PROMPT - Review the material and extract every line in which the word "from" occurs.

INPUT RECORDS -
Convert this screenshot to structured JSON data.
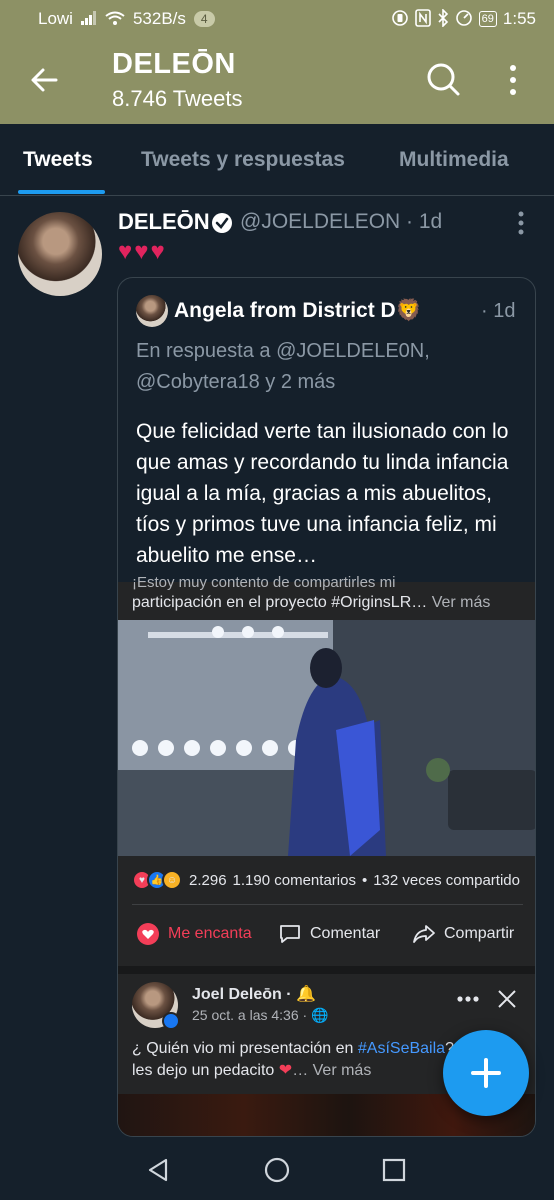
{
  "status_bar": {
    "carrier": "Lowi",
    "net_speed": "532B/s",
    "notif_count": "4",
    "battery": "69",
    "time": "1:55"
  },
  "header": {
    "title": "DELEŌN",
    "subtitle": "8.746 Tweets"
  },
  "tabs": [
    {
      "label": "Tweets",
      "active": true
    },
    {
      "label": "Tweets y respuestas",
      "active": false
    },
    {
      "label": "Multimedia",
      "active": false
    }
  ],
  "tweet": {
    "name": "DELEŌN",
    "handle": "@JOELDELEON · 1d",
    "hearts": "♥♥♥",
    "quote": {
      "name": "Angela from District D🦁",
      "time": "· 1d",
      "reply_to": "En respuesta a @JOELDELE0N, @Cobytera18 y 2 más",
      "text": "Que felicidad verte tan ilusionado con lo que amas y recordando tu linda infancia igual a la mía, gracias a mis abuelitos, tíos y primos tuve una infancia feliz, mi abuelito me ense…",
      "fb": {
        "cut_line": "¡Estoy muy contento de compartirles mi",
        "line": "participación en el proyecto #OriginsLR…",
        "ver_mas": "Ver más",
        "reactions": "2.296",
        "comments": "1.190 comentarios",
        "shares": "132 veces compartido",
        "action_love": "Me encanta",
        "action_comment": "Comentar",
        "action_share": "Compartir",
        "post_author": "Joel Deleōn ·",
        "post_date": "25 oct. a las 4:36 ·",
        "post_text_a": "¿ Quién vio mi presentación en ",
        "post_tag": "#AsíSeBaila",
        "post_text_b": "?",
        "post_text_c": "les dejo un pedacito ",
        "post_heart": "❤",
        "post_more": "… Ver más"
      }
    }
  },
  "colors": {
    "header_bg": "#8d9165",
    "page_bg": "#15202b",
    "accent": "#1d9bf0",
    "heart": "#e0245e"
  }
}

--

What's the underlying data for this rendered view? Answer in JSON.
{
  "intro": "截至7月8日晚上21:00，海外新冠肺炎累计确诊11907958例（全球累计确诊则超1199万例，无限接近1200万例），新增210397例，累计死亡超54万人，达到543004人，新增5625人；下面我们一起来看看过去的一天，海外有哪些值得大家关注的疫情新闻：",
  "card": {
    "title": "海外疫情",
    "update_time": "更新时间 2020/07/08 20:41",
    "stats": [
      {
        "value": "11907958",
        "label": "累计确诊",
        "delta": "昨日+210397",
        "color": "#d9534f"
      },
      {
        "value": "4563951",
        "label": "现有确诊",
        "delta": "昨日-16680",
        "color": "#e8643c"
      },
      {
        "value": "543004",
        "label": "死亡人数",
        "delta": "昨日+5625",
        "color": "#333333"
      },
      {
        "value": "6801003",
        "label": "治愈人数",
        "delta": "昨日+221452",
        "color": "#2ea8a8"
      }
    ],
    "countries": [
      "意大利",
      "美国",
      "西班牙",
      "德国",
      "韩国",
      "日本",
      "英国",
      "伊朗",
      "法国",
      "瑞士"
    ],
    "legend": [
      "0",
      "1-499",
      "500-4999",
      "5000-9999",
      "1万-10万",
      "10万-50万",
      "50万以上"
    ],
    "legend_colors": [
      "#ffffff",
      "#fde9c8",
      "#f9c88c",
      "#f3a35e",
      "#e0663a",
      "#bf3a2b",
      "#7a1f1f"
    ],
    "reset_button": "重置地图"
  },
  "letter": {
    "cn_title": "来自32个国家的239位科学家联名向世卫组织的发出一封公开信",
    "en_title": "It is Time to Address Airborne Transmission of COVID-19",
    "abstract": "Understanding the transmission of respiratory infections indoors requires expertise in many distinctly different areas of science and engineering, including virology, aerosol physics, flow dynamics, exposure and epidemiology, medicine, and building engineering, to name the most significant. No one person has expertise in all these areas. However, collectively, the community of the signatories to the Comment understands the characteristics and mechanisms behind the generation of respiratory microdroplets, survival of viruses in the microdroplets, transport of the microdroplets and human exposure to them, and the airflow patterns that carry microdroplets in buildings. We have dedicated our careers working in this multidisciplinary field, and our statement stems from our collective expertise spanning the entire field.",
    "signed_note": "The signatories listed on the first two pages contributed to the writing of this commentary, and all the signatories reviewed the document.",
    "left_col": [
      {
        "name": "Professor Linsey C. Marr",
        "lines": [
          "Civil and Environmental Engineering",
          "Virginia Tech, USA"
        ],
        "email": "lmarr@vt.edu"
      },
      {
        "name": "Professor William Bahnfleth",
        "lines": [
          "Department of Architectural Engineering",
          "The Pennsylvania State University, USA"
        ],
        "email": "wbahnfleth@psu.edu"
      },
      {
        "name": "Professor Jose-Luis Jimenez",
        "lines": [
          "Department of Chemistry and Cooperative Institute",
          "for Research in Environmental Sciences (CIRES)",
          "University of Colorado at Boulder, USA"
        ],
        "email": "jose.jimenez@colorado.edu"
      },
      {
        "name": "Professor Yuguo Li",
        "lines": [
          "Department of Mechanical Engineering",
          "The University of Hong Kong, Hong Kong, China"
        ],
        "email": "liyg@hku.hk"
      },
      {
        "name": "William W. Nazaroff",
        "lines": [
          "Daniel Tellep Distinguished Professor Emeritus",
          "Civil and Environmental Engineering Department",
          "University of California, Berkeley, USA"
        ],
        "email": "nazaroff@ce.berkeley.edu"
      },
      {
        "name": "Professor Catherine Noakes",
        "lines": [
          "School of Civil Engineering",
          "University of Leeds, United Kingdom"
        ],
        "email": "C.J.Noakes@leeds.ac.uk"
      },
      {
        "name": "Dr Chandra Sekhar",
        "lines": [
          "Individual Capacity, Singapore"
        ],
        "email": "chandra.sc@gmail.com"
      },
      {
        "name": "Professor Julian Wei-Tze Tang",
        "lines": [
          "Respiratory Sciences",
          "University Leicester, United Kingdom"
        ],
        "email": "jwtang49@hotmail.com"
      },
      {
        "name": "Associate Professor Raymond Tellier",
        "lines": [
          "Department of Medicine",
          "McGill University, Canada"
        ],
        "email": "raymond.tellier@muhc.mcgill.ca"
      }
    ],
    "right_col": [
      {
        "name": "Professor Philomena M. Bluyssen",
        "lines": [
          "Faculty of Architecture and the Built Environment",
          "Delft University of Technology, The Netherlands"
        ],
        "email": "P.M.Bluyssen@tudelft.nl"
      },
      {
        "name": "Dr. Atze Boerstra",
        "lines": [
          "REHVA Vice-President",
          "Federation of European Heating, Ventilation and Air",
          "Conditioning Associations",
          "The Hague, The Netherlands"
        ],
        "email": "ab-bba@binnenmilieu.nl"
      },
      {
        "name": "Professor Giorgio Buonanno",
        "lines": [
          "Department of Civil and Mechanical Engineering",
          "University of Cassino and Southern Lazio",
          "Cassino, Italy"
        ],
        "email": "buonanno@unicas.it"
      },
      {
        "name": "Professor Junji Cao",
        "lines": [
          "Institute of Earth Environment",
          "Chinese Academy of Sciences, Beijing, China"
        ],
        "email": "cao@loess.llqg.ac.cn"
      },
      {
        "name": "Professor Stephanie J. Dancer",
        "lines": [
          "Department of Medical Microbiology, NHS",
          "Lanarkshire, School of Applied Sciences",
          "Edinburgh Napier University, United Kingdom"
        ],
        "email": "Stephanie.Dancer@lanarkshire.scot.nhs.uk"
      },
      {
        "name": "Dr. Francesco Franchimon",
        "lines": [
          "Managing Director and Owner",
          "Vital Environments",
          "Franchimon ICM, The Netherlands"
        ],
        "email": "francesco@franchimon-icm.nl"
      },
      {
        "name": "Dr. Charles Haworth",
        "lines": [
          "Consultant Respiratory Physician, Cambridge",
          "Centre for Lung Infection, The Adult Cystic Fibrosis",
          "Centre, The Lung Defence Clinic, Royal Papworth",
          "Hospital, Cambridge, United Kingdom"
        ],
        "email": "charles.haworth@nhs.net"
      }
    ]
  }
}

ANSWER TO THE PROBLEM -
      "name": "Angela from District D🦁",
    "abstract": "Understanding the transmission of respiratory infections indoors requires expertise in many distinctly different areas of science and engineering, including virology, aerosol physics, flow dynamics, exposure and epidemiology, medicine, and building engineering, to name the most significant. No one person has expertise in all these areas. However, collectively, the community of the signatories to the Comment understands the characteristics and mechanisms behind the generation of respiratory microdroplets, survival of viruses in the microdroplets, transport of the microdroplets and human exposure to them, and the airflow patterns that carry microdroplets in buildings. We have dedicated our careers working in this multidisciplinary field, and our statement stems from our collective expertise spanning the entire field.",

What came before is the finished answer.